**Data records for software interfaces**:
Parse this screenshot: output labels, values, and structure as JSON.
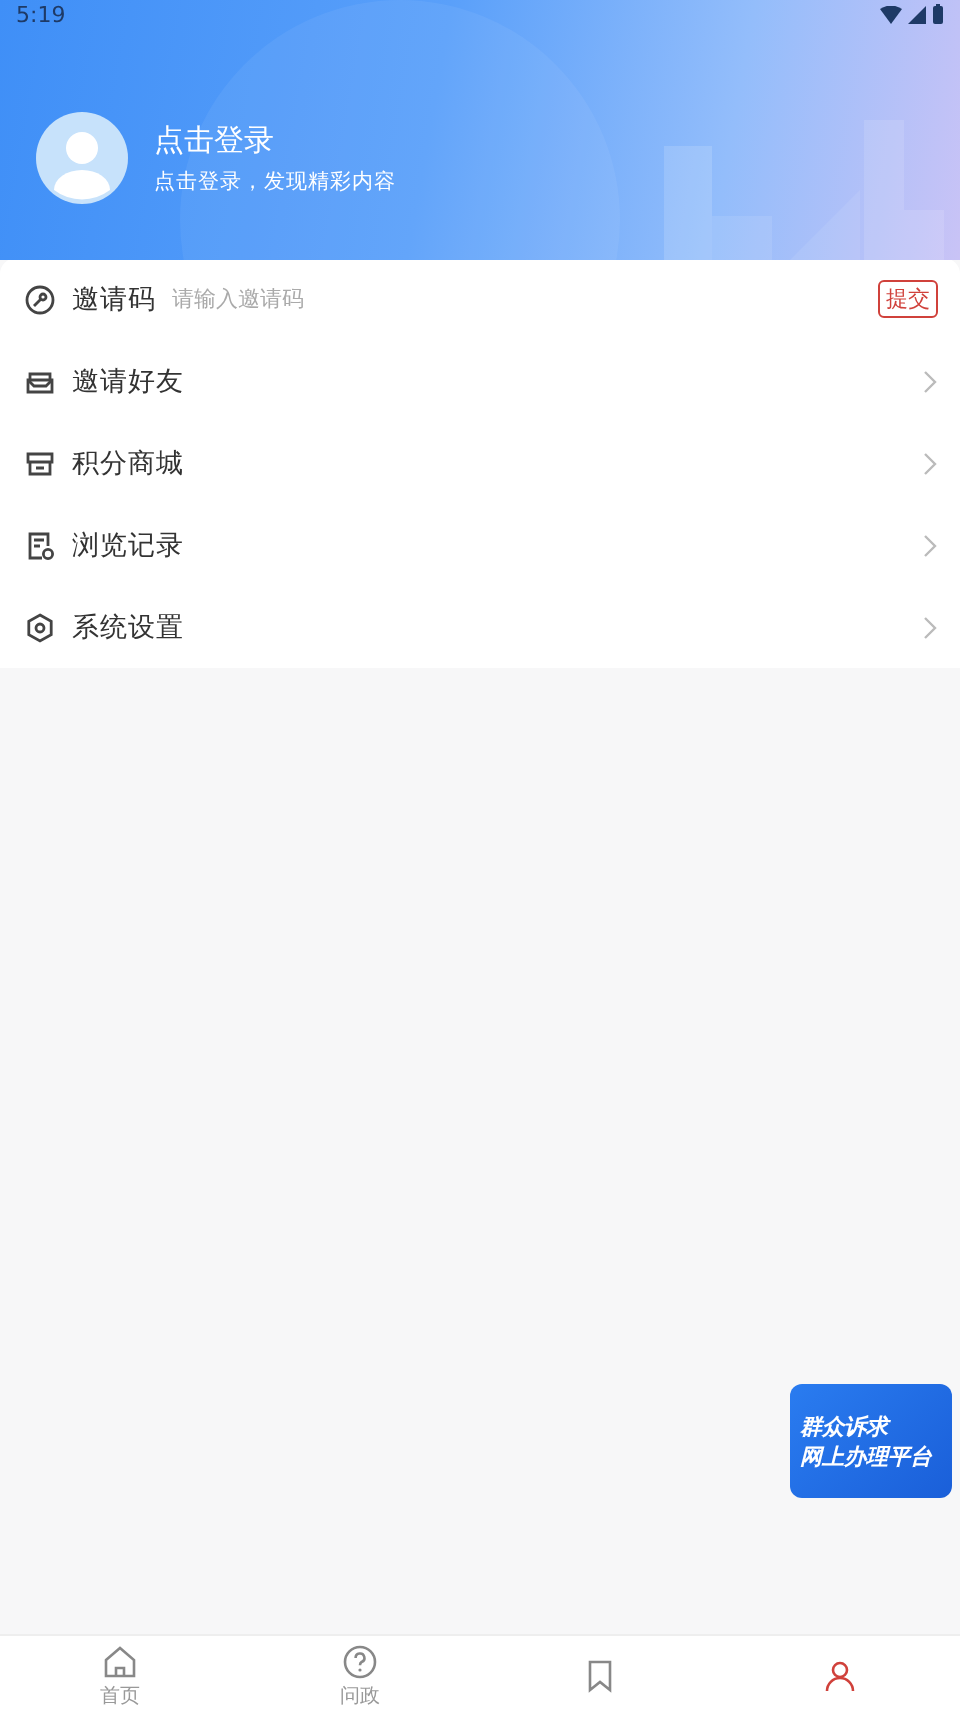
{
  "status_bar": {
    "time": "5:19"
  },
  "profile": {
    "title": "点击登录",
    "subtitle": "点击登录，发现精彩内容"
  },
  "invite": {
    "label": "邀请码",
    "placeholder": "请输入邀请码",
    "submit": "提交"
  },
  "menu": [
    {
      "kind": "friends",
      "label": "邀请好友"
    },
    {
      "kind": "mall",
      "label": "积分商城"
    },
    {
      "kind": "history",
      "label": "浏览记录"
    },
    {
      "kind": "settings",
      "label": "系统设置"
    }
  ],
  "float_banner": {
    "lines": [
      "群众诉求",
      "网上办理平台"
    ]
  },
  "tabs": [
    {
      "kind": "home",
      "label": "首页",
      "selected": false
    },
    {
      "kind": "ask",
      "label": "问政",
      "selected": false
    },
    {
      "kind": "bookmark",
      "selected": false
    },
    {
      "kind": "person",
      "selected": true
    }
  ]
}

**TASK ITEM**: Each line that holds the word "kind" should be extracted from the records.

**EXPECTED ANSWER**:
      "kind": "friends",
      "kind": "mall",
      "kind": "history",
      "kind": "settings",
      "kind": "home",
      "kind": "ask",
      "kind": "bookmark",
      "kind": "person",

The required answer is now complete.